Sky News sent freedom of information requests to 45 police forces asking for the number of arrests for suspected
brothel-keeping offences from January 2017 to the end of August 2020.
The response was that police forces have detained at least 408 suspects in England, Wales and Northern Ireland since the start of 2017.
Although there has been an 11%
drop in arrests so far this year compared with 2019, officers have still been targeting brothels during the coronavirus pandemic.
In a policy of callous disregard for the safety of sex workers, keeping a brothel is defined in the UK as more than
one sex worker working from premises. So even just 2 sex workers working together for safety is then construed as a brothel. The English Collective of Prostitutes explains on its website:
If you work with someone else
in a flat you can be done for running a brothel, even if you are not there at the same time.
Emily, whose name has been changed to protect her identity, commented:
How can we keep ourselves safe when we're
on our own? It puts you in danger on a daily basis.
She called it draconian that she could end up with at least seven years in prison for running the flat if caught by police:
You live in fear of what can
go wrong -- a knock on the door can mean that you're criminalised yet what you do is spend all day trying to make people happy. We're not actually doing anything that's criminal, she said. It's the laws that are criminal.
figures revealed that at least 64 people were arrested between January and August this year. Kent Police disclosed the highest number of arrests of any force, with 99 since 2017. Other hotspots included Thames Valley (45 arrests), Bedfordshire (32) and
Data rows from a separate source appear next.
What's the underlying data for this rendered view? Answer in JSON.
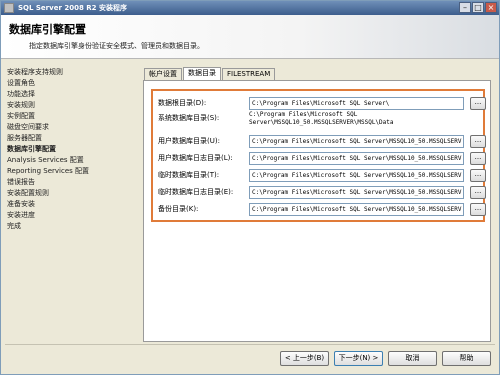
{
  "window": {
    "title": "SQL Server 2008 R2 安装程序",
    "min_label": "–",
    "max_label": "□",
    "close_label": "×"
  },
  "header": {
    "title": "数据库引擎配置",
    "description": "指定数据库引擎身份验证安全模式、管理员和数据目录。"
  },
  "nav": {
    "items": [
      "安装程序支持规则",
      "设置角色",
      "功能选择",
      "安装规则",
      "实例配置",
      "磁盘空间要求",
      "服务器配置",
      "数据库引擎配置",
      "Analysis Services 配置",
      "Reporting Services 配置",
      "错误报告",
      "安装配置规则",
      "准备安装",
      "安装进度",
      "完成"
    ],
    "active_index": 7
  },
  "tabs": [
    "帐户设置",
    "数据目录",
    "FILESTREAM"
  ],
  "active_tab": 1,
  "directories": {
    "data_root_label": "数据根目录(D):",
    "data_root_value": "C:\\Program Files\\Microsoft SQL Server\\",
    "system_db_label": "系统数据库目录(S):",
    "system_db_value_line1": "C:\\Program Files\\Microsoft SQL",
    "system_db_value_line2": "Server\\MSSQL10_50.MSSQLSERVER\\MSSQL\\Data",
    "user_db_label": "用户数据库目录(U):",
    "user_db_value": "C:\\Program Files\\Microsoft SQL Server\\MSSQL10_50.MSSQLSERV",
    "user_log_label": "用户数据库日志目录(L):",
    "user_log_value": "C:\\Program Files\\Microsoft SQL Server\\MSSQL10_50.MSSQLSERV",
    "temp_db_label": "临时数据库目录(T):",
    "temp_db_value": "C:\\Program Files\\Microsoft SQL Server\\MSSQL10_50.MSSQLSERV",
    "temp_log_label": "临时数据库日志目录(E):",
    "temp_log_value": "C:\\Program Files\\Microsoft SQL Server\\MSSQL10_50.MSSQLSERV",
    "backup_label": "备份目录(K):",
    "backup_value": "C:\\Program Files\\Microsoft SQL Server\\MSSQL10_50.MSSQLSERV",
    "browse_label": "..."
  },
  "buttons": {
    "back": "< 上一步(B)",
    "next": "下一步(N) >",
    "cancel": "取消",
    "help": "帮助"
  },
  "colors": {
    "highlight": "#e07b39",
    "titlebar": "#3c5d8c"
  }
}
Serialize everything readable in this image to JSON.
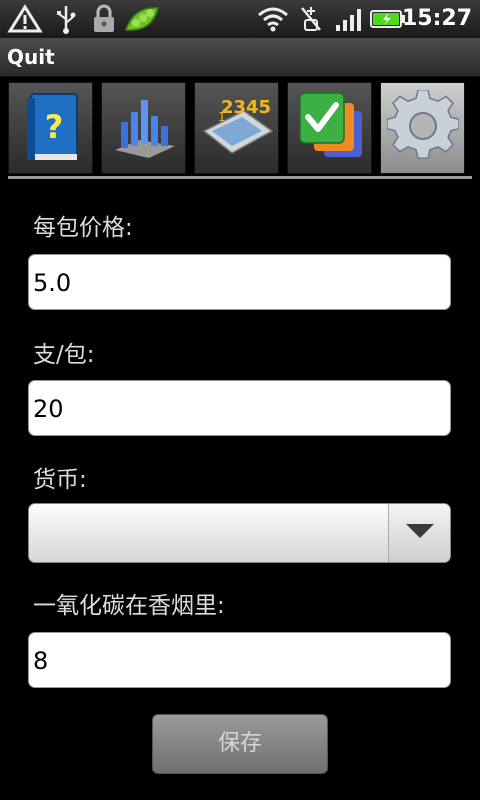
{
  "status_bar": {
    "time": "15:27",
    "icons": [
      "alert-icon",
      "usb-icon",
      "lock-icon",
      "pea-pod-icon",
      "wifi-icon",
      "vibrate-icon",
      "signal-icon",
      "battery-icon"
    ]
  },
  "title_bar": {
    "title": "Quit"
  },
  "tabs": [
    {
      "icon": "help-book-icon",
      "selected": false
    },
    {
      "icon": "bar-chart-icon",
      "selected": false
    },
    {
      "icon": "calculator-icon",
      "selected": false
    },
    {
      "icon": "checklist-icon",
      "selected": false
    },
    {
      "icon": "gear-icon",
      "selected": true
    }
  ],
  "form": {
    "price_label": "每包价格:",
    "price_value": "5.0",
    "per_pack_label": "支/包:",
    "per_pack_value": "20",
    "currency_label": "货币:",
    "currency_value": "",
    "co_label": "一氧化碳在香烟里:",
    "co_value": "8",
    "save_label": "保存"
  },
  "colors": {
    "background": "#000000",
    "tab_selected": "#b5b5b5",
    "tab_line": "#9a9a9a",
    "button": "#8a8a8a",
    "battery": "#4fd81e"
  }
}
Many of the arrests do not result in prosecutions, with figures from the Ministry of Justice revealing that only 48 people were put on trial from 2017 to 2019.
Prostitution is a form of commercial sexual exploitation. Commercial sexual exploitation persists as a result of how women are viewed by society.
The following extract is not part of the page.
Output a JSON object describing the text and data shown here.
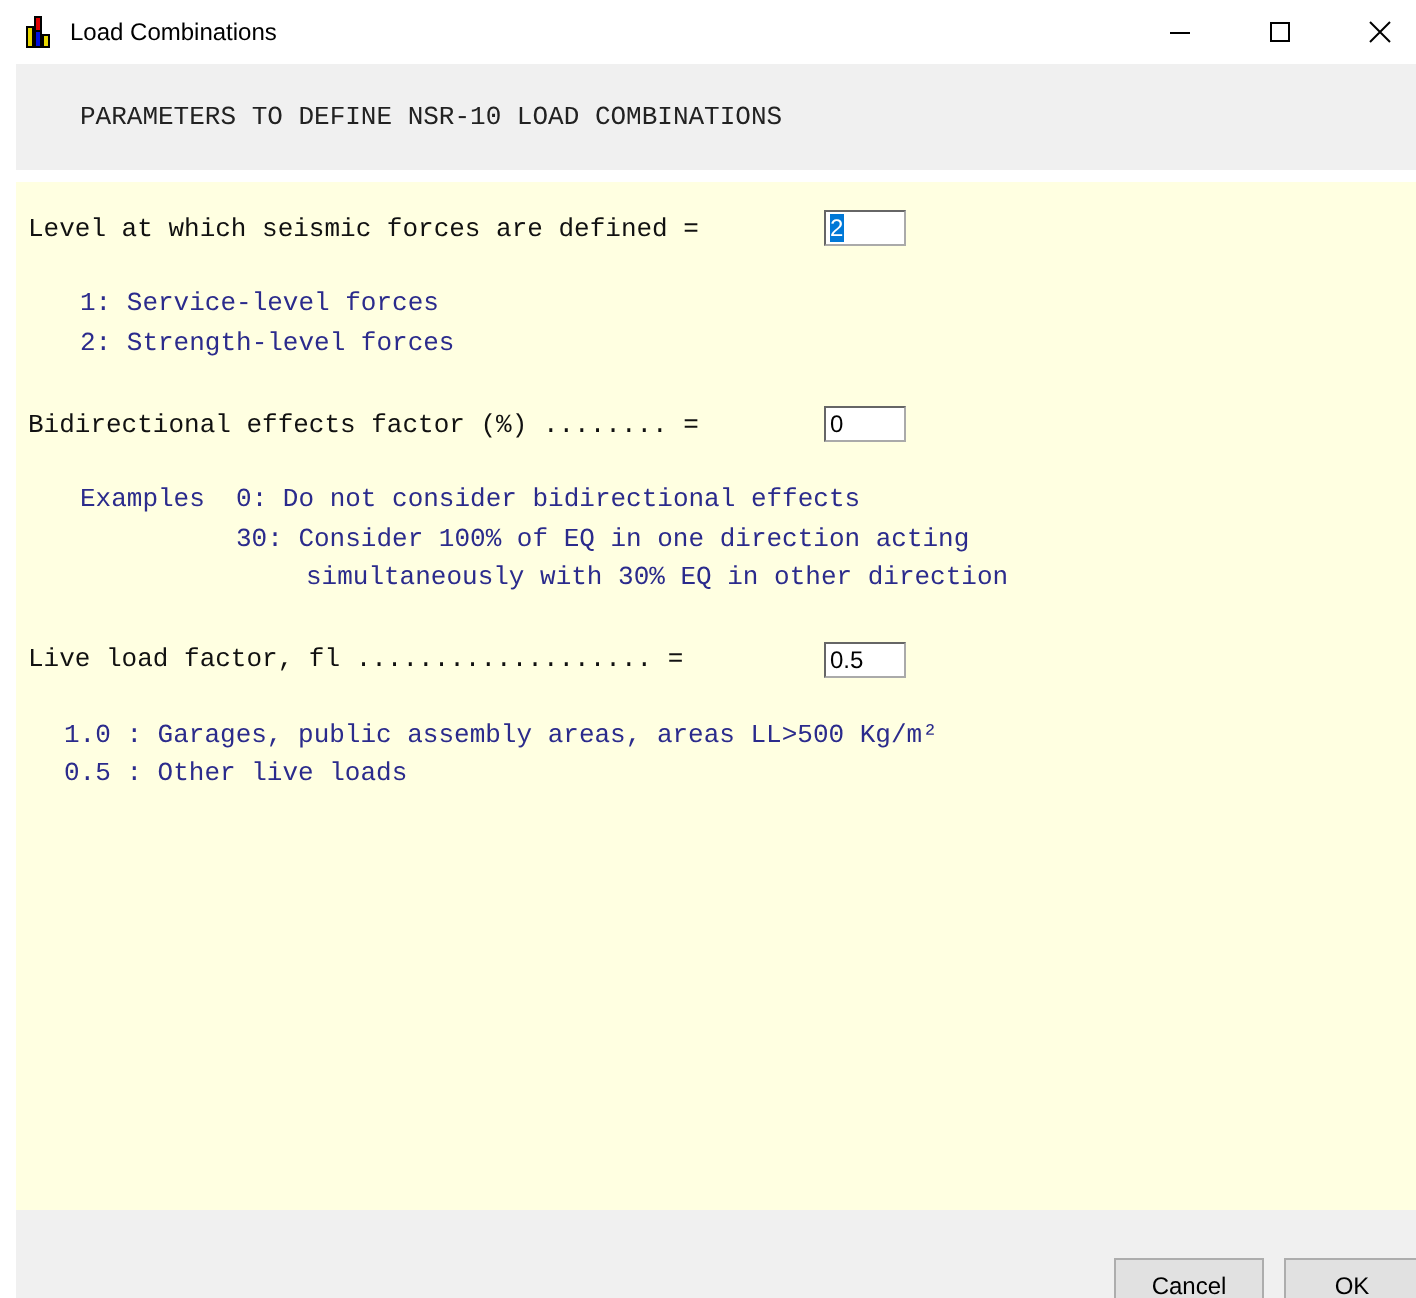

The Scottish Government's
definition of gender based violence is clearly set out in Equally Safe, Scotland's strategy for preventing and eradicating violence against women and girls:
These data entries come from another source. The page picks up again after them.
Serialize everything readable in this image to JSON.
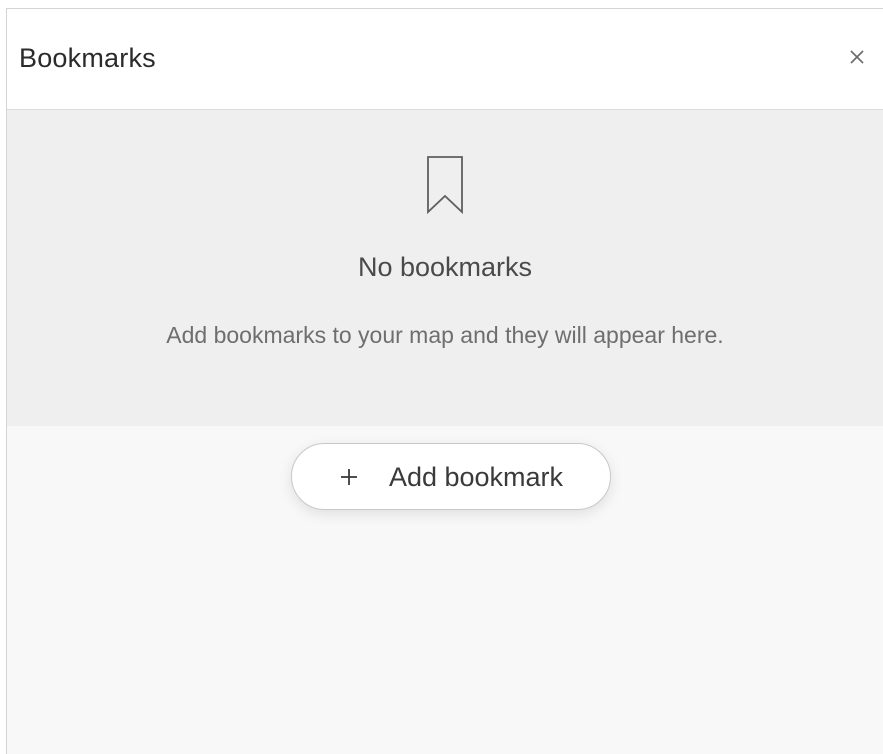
{
  "header": {
    "title": "Bookmarks",
    "close_icon": "close-icon"
  },
  "empty_state": {
    "icon": "bookmark-icon",
    "title": "No bookmarks",
    "description": "Add bookmarks to your map and they will appear here."
  },
  "actions": {
    "add_icon": "plus-icon",
    "add_label": "Add bookmark"
  },
  "colors": {
    "panel_background": "#f8f8f8",
    "empty_background": "#efefef",
    "header_background": "#ffffff",
    "border": "#d4d4d4"
  }
}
Gender based violence is a function of gender inequality, and an abuse of
male power and privilege. It takes the form of actions that result in physical, sexual and psychological harm or suffering to women and children, or affront to their human dignity, including threats of such acts, coercion or arbitrary deprivation of
liberty, whether occurring in public or private life. It is men who predominantly carry out such violence, and women who are predominantly the victims of such violence. By referring to violence as 'gender based' this definition highlights the need to
understand violence within the context of women's and girl's subordinate status in society. Such violence cannot be understood, therefore, in isolation from the norms, social structure and gender roles within the community, which greatly influence
women's vulnerability to violence
Equally Safe Priority 4 states the Scottish Government's priority to ensure men desist from all forms of violence against women and girls and perpetrators of such violence receive a robust and
effective response. This violence includes the violence perpetrated by men in relation to acts of commercial sexual exploitation, of which prostitution is one aspect.
The consultation is being taken forward under Equally Safe and
fulfils the 2019-20 Programme for Government commitment to consult on approaches to challenge men's demand for prostitution, continue to support work to reduce the harms associated with commercial sexual exploitation and help women to exit prostitution.
The aim of the consultation is to gather views on how best to challenge men's demand for prostitution in Scotland, reducing the harms associated with prostitution and supporting women involved to exit. The consultation paper
invites views from a wide range of readers including key stakeholders, statutory partners, those who work in the sector to challenge men's demand for prostitution, support women and those who may have lived experience to help inform the development of
future approaches to prostitution in Scotland.